Monday, July 26, 2010

I think that there is something there

OK:  I am/was a pretty fair scientist.   I have excellent grounding in chemistry and physics.  I know biochemistry like the back of my hand.  A couple of patents, a couple of articles.  I gots all the chops.

Anyone who is good at this odd trade has to have a nose for which way they think that the data might lean before you start the experiment.  Well and good.  It's called a working hypothesis and it is a great tool, gets you started.

Now comes the hard part, looking at the data in a useful way.  Oh, you get some ideologues out there who will tell you that a statistical analysis of data will allow you an unbiased means of judging the data.  I have had a series of nasty run-ins with statisticians who proved without a doubt that X was the result and then go 6-8 months down the track and then find out that it wasn't so.

So, this is a piece about climatologists and their sacred cow of "global warming".  First and foremost, let me state clearly that the CO2 data, the ocean temp data, and the temp data lead me to believe that there is something there.  Not sure about the base reasons other than burning fossils fuels will add quite a bit of CO2 to the air and raise the concentration of this gas.  I will allow that right now, no complaints.  I would also posit that having 6.7 billion humans sweating, breathing, and fucking may have a certain impact on the matter.

But when I see the chart above presented in the blogosphere, replete with the shrill, girlish squeals of panic and doom, I have a tendency to giggle.  Look at the damn thing.  Carefully.  The zero line is an average of a 29-year period chosen randomly in the middle.  The graph covers 119 years and compares the variation from this sampled average.  In the early part of the graph for around fifty years (pre-1930's), the global mean temp dipped down to about 0.75 degree Fahrenheit below this arbitrary baseline.   On the right side of the graph, Over the past thirty or so years, the temp has gone up to approximately 1.15 degree Fahrenheit above this imaginary average.

Guys, I have a feeling that the industrial world, powered by fossil fuels is doing a bunch of stuff (I will not say harm) to the climate.  I also think that the population of CO2-exhaling humans have a real impact on the levels.  But if that is the best data that NASA can come up with to support climate change, they will have a long, rough row to hoe before I call the matter settled.
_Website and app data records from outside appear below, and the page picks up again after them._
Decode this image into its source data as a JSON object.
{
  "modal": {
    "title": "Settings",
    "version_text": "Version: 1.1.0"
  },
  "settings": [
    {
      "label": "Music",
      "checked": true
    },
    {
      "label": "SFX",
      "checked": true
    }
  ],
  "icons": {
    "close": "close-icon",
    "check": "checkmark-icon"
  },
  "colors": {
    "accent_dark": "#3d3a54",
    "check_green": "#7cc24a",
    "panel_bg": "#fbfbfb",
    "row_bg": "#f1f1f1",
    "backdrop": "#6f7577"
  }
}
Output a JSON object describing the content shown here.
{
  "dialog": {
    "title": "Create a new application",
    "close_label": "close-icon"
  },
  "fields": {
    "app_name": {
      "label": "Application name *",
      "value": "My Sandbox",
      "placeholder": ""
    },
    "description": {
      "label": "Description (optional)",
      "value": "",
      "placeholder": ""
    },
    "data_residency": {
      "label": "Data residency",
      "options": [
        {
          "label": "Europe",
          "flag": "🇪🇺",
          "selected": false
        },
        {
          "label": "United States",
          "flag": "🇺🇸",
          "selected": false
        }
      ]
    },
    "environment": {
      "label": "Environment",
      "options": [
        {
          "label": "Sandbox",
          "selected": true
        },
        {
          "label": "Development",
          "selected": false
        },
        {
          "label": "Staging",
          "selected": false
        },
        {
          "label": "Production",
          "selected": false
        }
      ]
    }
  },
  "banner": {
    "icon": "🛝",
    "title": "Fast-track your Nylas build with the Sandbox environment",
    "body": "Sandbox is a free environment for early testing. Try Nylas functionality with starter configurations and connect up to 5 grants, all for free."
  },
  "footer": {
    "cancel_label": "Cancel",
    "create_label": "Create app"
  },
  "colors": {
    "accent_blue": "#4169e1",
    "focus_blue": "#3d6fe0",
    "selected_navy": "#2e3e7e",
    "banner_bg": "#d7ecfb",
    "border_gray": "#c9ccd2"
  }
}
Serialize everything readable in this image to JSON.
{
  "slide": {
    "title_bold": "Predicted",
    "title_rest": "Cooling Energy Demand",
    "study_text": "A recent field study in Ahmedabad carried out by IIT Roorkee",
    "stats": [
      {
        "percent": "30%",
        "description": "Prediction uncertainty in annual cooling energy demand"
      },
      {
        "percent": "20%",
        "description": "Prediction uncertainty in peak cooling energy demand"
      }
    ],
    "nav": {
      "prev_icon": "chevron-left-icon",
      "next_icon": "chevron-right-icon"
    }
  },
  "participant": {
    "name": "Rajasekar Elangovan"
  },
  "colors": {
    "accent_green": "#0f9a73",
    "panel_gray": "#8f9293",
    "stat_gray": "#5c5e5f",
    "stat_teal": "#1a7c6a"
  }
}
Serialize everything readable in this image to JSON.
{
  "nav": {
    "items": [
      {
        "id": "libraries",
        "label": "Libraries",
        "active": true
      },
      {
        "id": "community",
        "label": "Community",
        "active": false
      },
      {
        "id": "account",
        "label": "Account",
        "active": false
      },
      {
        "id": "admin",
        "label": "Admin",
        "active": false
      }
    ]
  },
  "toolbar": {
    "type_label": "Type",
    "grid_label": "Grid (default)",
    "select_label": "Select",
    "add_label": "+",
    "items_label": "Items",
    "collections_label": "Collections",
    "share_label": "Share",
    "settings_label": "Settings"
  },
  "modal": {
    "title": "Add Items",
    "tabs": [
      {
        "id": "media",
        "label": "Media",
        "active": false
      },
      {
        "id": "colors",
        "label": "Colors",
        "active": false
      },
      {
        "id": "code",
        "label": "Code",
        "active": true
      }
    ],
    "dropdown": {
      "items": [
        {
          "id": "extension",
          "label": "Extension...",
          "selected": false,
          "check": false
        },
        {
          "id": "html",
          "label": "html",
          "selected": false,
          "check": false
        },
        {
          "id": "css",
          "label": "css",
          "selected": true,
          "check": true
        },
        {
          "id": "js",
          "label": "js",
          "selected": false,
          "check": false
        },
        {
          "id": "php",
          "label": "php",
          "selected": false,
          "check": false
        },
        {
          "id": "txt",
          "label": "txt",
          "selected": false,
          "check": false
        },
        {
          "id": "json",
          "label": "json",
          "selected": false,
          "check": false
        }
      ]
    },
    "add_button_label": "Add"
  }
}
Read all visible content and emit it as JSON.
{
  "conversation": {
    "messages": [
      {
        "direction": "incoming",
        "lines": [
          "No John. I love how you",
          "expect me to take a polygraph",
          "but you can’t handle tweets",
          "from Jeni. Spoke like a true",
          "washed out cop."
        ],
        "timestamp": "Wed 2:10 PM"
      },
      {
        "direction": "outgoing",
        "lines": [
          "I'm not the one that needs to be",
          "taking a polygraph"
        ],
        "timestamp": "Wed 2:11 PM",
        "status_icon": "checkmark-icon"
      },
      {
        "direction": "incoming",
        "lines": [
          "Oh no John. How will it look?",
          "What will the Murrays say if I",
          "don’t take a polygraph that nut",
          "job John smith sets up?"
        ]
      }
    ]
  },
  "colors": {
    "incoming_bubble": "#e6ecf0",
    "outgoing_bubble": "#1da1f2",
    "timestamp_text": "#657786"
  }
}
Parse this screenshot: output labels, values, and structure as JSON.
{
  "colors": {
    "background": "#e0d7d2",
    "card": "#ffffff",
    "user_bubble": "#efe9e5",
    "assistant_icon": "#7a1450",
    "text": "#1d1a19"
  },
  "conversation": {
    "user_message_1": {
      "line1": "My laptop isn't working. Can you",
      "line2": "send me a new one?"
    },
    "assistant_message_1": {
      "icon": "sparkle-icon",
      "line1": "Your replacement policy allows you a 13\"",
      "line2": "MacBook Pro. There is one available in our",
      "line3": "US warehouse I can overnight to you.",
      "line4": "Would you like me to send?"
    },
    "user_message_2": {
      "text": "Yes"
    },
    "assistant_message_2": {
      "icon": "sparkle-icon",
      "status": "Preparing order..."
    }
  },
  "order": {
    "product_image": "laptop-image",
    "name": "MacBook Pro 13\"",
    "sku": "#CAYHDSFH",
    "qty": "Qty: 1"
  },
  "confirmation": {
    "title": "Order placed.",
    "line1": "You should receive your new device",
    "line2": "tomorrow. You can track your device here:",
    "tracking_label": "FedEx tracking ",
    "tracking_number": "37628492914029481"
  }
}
Mayberry said...

CO2 notwithstanding, I kinda think that big orange orb that has a habit of traversing the sky every day might have something to do with it....

Sarcasm off, my big thing is the screams of "we're all gonna drown". I am a coastal critter, and have been all my life. Same place. I have not seen the sea level rise one damn inch. Not one! In almost 37 years...

Yes, it has warmed a bit. Fish species that tend to hang down south are creeping northward. Nothing that hasn't happened before. In the 1920s/1930s, Port Aransas was the "tarpon capitol" of the US. This happens to coincide with a fairly warm period, as plotted in the Farmer's Almanac. Then it cooled off, and the tarpon left. Now it's warming up again, and the tarpon are back. Hmmmm, what are those things called again? Sickles? Phych.... CYCLES! Yeah, that's it....

russell1200 said...

There is other data. Ice core data is interesting.

But your point is very well taken, both sides have made their views "religious" in nature. They have the end point they desire and all sets of facts will be molded to fit their beliefs.

Most hopeful guesses have world population peaking at 10 Billion. That is a whole lot of people.

My personal guess is that the population induced problems (peak oil being a popular one), will catch us before global warming does. And really the global warming issue is also population related.